Start of Material to process
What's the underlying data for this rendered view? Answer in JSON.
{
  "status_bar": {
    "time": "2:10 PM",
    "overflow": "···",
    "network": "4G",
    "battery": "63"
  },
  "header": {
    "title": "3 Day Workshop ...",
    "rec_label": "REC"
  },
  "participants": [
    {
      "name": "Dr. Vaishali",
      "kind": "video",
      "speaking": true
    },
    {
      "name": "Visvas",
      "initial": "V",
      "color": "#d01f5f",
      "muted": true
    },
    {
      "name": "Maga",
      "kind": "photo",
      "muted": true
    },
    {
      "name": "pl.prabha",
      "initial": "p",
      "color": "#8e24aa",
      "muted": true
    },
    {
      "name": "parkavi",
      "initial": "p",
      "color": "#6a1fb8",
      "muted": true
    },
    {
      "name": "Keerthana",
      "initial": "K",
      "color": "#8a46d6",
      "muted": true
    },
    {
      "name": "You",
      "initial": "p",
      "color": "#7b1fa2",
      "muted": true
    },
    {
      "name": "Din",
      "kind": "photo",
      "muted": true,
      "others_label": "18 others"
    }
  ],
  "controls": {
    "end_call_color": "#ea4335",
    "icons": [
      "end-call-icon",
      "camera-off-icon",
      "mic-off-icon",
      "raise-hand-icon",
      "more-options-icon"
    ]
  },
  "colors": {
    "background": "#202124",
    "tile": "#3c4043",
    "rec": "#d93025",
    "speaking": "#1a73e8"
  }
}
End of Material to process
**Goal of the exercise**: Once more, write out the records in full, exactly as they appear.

**Task answer**:
What's the underlying data for this rendered view? Answer in JSON.
{
  "status_bar": {
    "time": "2:10 PM",
    "overflow": "···",
    "network": "4G",
    "battery": "63"
  },
  "header": {
    "title": "3 Day Workshop ...",
    "rec_label": "REC"
  },
  "participants": [
    {
      "name": "Dr. Vaishali",
      "kind": "video",
      "speaking": true
    },
    {
      "name": "Visvas",
      "initial": "V",
      "color": "#d01f5f",
      "muted": true
    },
    {
      "name": "Maga",
      "kind": "photo",
      "muted": true
    },
    {
      "name": "pl.prabha",
      "initial": "p",
      "color": "#8e24aa",
      "muted": true
    },
    {
      "name": "parkavi",
      "initial": "p",
      "color": "#6a1fb8",
      "muted": true
    },
    {
      "name": "Keerthana",
      "initial": "K",
      "color": "#8a46d6",
      "muted": true
    },
    {
      "name": "You",
      "initial": "p",
      "color": "#7b1fa2",
      "muted": true
    },
    {
      "name": "Din",
      "kind": "photo",
      "muted": true,
      "others_label": "18 others"
    }
  ],
  "controls": {
    "end_call_color": "#ea4335",
    "icons": [
      "end-call-icon",
      "camera-off-icon",
      "mic-off-icon",
      "raise-hand-icon",
      "more-options-icon"
    ]
  },
  "colors": {
    "background": "#202124",
    "tile": "#3c4043",
    "rec": "#d93025",
    "speaking": "#1a73e8"
  }
}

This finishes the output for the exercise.